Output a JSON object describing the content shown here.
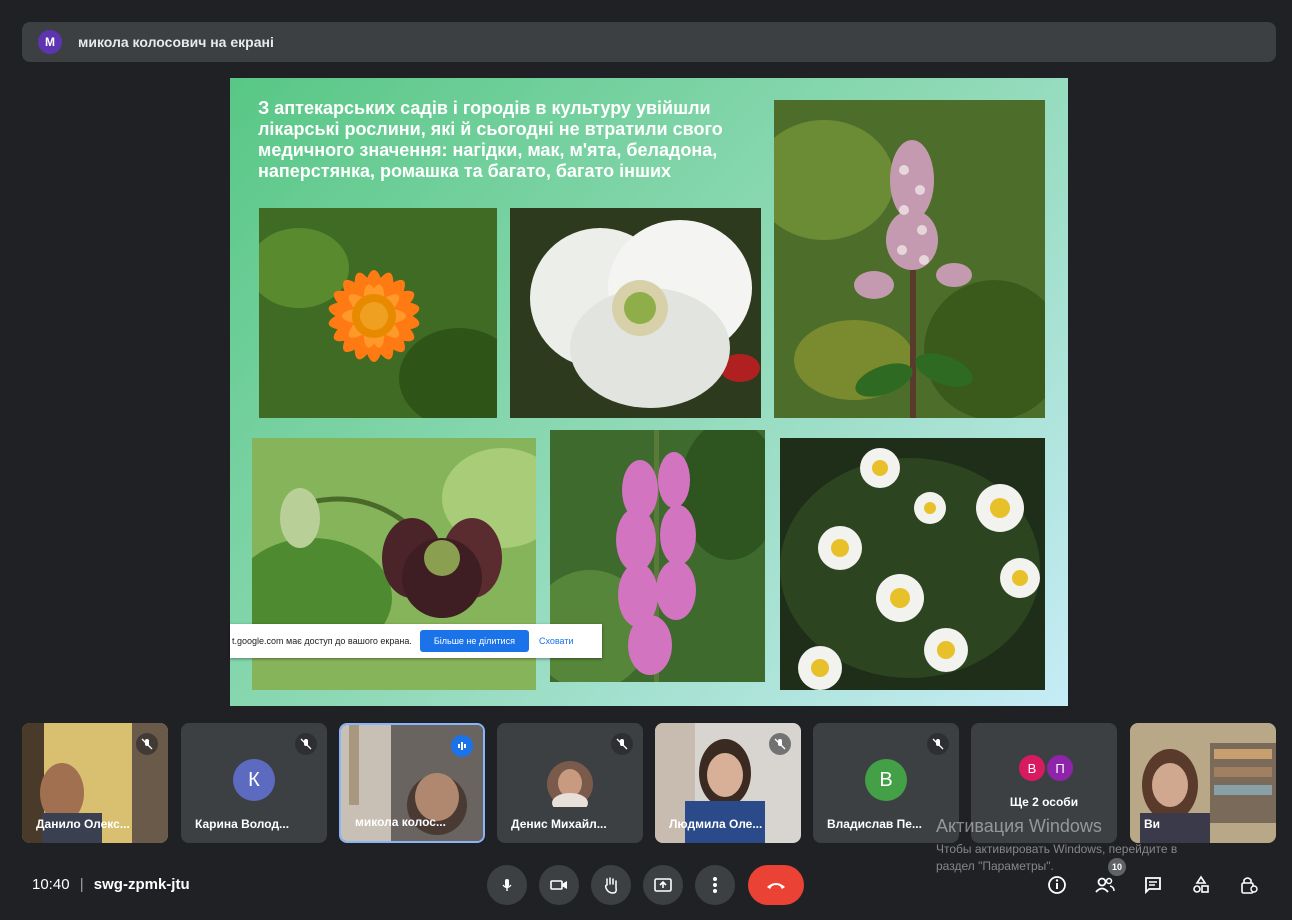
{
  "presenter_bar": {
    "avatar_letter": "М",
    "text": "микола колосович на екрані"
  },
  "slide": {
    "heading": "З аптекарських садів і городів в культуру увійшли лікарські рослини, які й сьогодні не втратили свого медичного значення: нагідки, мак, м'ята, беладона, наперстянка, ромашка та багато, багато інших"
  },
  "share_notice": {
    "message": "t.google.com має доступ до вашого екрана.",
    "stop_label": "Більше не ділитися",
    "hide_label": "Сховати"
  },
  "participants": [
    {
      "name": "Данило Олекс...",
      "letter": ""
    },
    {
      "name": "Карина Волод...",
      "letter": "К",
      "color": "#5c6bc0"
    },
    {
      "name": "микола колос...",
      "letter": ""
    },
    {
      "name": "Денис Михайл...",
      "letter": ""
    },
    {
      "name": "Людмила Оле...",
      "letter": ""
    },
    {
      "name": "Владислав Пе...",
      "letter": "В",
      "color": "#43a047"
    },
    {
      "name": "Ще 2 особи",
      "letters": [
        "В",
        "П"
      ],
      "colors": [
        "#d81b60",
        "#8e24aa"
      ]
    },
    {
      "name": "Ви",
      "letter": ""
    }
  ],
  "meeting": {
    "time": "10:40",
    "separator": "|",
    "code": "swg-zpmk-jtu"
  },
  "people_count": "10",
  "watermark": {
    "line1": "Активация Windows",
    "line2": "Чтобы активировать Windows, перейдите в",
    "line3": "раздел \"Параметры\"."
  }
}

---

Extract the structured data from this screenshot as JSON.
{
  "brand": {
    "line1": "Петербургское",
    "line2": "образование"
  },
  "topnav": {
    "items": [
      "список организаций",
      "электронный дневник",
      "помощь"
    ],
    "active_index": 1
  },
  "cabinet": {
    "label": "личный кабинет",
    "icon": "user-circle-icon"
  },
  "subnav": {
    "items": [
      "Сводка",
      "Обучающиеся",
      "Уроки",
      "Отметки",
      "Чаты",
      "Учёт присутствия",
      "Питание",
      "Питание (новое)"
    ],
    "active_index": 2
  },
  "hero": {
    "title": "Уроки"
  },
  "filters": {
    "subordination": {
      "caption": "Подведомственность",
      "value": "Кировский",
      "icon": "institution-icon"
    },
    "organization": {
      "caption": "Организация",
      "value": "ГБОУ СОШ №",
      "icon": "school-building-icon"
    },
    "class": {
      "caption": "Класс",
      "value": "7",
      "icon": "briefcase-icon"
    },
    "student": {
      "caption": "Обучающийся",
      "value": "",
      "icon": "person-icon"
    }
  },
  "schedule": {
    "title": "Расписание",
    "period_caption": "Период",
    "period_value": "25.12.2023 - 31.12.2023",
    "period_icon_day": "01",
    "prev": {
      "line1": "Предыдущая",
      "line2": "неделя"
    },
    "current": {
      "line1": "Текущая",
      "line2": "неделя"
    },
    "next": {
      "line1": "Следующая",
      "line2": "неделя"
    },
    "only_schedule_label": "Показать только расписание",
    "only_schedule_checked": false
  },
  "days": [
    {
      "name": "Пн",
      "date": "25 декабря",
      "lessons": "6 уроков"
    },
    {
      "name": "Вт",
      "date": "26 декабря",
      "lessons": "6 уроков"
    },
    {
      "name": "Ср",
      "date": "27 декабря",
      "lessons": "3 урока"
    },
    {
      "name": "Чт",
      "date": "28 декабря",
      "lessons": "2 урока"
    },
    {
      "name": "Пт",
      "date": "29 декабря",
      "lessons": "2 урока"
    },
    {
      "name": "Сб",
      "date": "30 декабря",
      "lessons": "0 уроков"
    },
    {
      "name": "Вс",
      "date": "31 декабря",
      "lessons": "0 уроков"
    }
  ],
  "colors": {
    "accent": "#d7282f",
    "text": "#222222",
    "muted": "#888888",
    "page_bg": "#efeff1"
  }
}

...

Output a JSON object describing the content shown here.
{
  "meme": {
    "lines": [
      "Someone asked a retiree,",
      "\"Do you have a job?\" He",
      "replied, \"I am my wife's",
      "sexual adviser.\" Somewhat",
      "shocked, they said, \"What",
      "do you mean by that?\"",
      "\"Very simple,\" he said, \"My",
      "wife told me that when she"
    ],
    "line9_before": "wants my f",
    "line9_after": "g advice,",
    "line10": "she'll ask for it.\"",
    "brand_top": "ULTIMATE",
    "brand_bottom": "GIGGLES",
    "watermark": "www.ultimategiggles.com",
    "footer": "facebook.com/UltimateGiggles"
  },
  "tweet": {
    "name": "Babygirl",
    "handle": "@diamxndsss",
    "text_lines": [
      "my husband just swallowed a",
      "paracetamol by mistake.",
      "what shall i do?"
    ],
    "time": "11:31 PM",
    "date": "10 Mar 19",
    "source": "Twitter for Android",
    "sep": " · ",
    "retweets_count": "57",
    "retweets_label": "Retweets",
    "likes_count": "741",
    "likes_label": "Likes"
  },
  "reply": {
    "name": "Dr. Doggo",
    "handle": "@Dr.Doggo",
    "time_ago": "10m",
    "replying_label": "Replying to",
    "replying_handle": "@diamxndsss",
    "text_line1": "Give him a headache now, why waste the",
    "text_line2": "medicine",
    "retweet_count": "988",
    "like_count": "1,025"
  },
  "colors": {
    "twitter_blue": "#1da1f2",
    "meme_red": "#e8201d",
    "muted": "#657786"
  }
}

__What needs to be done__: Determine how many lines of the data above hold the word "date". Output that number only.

__Exercise response__: 8